--- Material for this exercise ---
....
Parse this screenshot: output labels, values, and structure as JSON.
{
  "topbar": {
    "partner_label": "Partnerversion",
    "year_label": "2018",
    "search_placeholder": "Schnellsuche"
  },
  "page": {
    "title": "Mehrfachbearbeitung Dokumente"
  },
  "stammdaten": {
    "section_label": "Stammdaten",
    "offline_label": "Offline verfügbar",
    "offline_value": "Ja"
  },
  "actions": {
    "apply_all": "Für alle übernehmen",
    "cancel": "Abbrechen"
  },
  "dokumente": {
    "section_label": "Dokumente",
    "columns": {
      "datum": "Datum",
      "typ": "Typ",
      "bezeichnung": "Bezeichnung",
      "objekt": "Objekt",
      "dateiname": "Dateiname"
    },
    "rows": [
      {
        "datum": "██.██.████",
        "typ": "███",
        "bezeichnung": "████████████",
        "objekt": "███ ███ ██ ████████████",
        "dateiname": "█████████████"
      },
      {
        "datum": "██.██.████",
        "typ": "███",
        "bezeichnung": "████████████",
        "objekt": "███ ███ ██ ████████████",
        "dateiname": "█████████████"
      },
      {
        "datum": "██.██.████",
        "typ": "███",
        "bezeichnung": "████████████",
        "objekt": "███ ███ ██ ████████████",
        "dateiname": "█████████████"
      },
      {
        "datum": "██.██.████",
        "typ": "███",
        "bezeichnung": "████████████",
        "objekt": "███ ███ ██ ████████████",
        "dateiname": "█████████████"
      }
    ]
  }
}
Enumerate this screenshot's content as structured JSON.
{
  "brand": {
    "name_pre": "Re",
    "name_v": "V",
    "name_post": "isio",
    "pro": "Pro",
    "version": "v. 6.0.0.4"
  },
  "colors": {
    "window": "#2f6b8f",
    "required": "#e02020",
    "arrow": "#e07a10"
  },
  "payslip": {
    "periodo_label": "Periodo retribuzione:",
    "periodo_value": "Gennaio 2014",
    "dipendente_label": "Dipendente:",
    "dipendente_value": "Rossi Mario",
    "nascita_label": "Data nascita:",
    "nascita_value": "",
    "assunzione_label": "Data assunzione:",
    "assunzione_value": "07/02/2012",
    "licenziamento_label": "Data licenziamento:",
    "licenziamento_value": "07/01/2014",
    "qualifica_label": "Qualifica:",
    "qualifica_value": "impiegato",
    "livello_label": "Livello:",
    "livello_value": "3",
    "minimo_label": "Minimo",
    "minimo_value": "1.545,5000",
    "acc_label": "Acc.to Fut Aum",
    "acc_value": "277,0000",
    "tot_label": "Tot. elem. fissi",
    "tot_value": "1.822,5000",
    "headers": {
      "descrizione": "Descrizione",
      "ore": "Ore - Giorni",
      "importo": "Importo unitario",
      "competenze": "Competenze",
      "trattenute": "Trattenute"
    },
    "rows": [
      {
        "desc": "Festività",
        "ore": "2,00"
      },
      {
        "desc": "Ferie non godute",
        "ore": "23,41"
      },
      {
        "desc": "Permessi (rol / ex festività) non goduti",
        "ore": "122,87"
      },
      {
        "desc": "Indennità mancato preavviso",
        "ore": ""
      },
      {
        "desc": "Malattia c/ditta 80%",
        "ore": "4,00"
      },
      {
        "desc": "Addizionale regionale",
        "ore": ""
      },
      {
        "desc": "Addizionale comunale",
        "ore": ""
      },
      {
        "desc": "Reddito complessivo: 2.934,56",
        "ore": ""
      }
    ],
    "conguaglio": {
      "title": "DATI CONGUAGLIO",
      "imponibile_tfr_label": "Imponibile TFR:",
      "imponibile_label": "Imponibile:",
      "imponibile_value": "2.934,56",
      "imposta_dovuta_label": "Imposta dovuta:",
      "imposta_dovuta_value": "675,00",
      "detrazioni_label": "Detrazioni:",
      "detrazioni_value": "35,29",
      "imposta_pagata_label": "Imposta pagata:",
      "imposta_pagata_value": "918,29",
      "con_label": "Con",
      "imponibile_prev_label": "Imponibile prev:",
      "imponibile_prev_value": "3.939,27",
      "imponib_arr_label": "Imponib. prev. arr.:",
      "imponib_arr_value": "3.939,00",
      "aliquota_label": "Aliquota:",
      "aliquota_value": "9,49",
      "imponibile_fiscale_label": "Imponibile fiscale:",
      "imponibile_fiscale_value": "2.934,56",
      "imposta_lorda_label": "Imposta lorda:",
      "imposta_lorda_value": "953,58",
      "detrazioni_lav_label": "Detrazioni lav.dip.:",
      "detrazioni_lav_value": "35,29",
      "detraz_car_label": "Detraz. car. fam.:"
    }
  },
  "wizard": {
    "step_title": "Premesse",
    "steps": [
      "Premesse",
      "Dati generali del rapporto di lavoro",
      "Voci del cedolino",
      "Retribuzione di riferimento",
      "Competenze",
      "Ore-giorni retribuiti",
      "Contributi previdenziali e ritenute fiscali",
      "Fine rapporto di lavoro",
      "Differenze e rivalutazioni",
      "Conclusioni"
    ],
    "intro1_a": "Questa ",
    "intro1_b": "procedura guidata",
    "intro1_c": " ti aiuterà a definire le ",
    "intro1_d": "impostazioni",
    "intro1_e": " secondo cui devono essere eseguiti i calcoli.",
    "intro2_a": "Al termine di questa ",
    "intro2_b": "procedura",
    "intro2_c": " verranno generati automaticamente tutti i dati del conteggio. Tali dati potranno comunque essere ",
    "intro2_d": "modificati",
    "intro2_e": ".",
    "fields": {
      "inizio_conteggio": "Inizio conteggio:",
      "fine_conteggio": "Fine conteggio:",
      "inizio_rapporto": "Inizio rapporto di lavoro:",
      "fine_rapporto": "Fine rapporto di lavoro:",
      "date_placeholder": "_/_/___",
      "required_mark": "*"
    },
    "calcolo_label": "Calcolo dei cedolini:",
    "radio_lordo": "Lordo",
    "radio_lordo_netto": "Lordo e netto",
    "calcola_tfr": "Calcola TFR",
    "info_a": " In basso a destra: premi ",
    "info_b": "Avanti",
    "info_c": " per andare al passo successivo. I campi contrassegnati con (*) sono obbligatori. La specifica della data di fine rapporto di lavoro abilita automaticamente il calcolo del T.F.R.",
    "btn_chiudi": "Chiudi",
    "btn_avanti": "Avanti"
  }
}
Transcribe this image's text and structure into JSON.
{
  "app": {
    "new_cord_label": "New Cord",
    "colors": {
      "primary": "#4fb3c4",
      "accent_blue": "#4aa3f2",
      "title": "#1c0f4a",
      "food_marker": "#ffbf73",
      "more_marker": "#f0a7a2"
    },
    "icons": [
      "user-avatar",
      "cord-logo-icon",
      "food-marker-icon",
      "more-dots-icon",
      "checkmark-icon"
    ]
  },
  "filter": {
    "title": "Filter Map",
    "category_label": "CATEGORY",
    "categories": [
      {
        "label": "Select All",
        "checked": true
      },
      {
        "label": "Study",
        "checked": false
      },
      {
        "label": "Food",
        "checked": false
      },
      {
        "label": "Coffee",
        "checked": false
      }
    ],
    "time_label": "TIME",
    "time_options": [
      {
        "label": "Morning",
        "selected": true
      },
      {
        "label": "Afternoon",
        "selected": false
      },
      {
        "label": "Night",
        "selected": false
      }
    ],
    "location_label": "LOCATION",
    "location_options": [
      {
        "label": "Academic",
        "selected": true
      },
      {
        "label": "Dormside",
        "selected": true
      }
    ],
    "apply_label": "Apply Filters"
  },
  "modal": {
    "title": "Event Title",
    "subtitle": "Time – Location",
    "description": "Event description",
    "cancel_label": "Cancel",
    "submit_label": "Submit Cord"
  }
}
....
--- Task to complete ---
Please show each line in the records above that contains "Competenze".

--- Problem solution ---
      "competenze": "Competenze",
      "Competenze",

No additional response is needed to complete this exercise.